Seattle Public Utilities Wastewater Pump-Out Program addresses a crucial community need
information from Seattle Public Utilities
Spills involving human waste from RVs contaminate our waterways and put our community’s health at risk. They also have negative effects on people experiencing homelessness who are staying in RVs, including depriving them of their dignity.
In 2019, there were nearly 100 RV wastewater spills reported to Seattle Public Utilities (SPU), but the actual spill count is likely much higher. With approximately 2,700 people living in cars and RVs in Seattle and King County, and no easy way for them to safely dispose of human waste, many more RV spills go unreported.
“I’ve only driven to the dump once,” says Dante, who is experiencing homelessness and currently stays in his RV. “It’s dangerous due to the age of my RV. The cost and logistics are hard, too.”
“The stress of not having a safe bathroom is hard to relate to for most people,” says Chris Wilkerson, SPU RV Wastewater Program Coordinator. “It has a huge negative impact on people’s physical and mental health and on the health of the surrounding community.”
In response to this growing need, SPU has created a pilot program to dispose of human waste from RVs and help prevent spills.
“This program was born out of an increasing trend of expensive spills to our infrastructure, causing risks to public health and contamination to our water bodies,” says Ellen Stewart,
SPU Source Control and Pollution Prevention Division Director. “We decided to solve the problem at the source by starting a pilot program to provide sewage pump-out services to RV residents on a regular schedule."
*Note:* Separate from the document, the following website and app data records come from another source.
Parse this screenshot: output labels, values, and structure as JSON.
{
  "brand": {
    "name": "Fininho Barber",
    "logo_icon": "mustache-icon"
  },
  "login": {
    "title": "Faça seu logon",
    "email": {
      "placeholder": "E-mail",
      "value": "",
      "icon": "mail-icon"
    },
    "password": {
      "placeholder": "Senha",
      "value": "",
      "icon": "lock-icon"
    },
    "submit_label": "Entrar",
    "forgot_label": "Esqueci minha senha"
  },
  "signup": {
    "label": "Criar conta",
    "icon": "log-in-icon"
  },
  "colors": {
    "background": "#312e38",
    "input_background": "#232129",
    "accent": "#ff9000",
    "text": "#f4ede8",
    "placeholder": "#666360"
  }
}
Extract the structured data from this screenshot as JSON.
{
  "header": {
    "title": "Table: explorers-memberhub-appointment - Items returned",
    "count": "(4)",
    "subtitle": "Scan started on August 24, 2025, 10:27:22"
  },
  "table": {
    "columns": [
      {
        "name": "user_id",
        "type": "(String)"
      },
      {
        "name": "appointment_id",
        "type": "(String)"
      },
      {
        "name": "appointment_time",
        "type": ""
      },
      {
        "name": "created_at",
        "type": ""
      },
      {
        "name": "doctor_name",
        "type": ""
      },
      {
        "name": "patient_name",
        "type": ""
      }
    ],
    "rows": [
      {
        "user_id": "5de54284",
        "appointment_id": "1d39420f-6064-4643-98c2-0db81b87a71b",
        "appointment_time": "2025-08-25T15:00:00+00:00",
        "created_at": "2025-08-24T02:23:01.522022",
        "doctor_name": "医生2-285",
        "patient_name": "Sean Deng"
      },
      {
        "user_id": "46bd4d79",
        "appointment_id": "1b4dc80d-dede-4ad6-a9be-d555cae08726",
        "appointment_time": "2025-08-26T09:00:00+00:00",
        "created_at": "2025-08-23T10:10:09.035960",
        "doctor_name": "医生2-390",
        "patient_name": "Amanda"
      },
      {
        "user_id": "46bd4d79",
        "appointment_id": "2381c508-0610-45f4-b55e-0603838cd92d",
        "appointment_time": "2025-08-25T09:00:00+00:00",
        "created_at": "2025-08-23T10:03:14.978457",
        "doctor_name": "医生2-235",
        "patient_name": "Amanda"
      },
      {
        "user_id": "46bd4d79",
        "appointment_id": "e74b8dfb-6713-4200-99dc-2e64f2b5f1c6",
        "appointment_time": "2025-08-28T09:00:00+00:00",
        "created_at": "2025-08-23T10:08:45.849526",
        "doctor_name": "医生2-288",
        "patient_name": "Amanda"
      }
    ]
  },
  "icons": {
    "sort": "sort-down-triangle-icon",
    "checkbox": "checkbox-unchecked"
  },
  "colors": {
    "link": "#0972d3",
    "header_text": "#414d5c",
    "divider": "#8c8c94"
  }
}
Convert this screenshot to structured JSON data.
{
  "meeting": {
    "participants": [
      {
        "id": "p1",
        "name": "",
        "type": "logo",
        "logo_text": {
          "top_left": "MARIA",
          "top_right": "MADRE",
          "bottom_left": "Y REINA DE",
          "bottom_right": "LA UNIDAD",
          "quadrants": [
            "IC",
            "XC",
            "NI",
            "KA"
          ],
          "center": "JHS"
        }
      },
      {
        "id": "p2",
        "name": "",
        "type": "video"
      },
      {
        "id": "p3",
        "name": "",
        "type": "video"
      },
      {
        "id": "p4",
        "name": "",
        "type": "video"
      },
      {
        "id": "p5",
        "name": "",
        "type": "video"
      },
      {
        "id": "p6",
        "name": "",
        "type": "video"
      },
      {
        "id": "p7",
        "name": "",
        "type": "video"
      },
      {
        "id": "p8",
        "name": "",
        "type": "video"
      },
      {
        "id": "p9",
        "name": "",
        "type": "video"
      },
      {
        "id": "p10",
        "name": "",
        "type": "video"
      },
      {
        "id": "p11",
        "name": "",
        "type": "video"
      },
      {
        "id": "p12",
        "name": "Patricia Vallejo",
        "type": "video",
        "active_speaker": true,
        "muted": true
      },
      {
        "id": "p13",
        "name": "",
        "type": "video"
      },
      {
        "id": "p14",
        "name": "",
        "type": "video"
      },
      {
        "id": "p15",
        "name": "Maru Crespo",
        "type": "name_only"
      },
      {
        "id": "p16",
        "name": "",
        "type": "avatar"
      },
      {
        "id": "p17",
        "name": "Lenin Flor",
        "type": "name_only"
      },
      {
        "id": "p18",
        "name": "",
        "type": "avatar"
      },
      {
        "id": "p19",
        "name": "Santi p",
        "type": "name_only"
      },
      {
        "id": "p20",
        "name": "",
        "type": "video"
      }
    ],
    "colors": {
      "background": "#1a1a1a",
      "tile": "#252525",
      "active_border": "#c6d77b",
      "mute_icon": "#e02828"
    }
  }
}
In early 2020, SPU began partnering on the program with human service agency Saint Vincent de Paul (SVdP).
“The wastewater program in which Saint Vincent de Paul partners with SPU is a classic public-private partnership that is good for the community,” says Jim Reisteter, a SVdP volunteer. “SVdP provides a home visit offering food, clothing, gas cards, toiletries, hygiene items, and lunches while SPU provides the pump out.”
“This program has made a tremendous difference in my life,” said Kayla, a client. “It has helped me to stay safe and focused on my employment.”
Danny, another client who has requested pump-out services, says, “It helps keep the area clean and lets me sleep at night with one less worry.”
As of mid-December 2020, SPU had successfully completed 1,100 pump-outs in areas of the city that have a high concentration of RVs and the pilot has led to fewer reported spills-good for our RV neighbors, good for the environment, good for our community.
Just pull over a street drain and dump. It all goes to West point anyway, its a combined sewer and street treatment plant.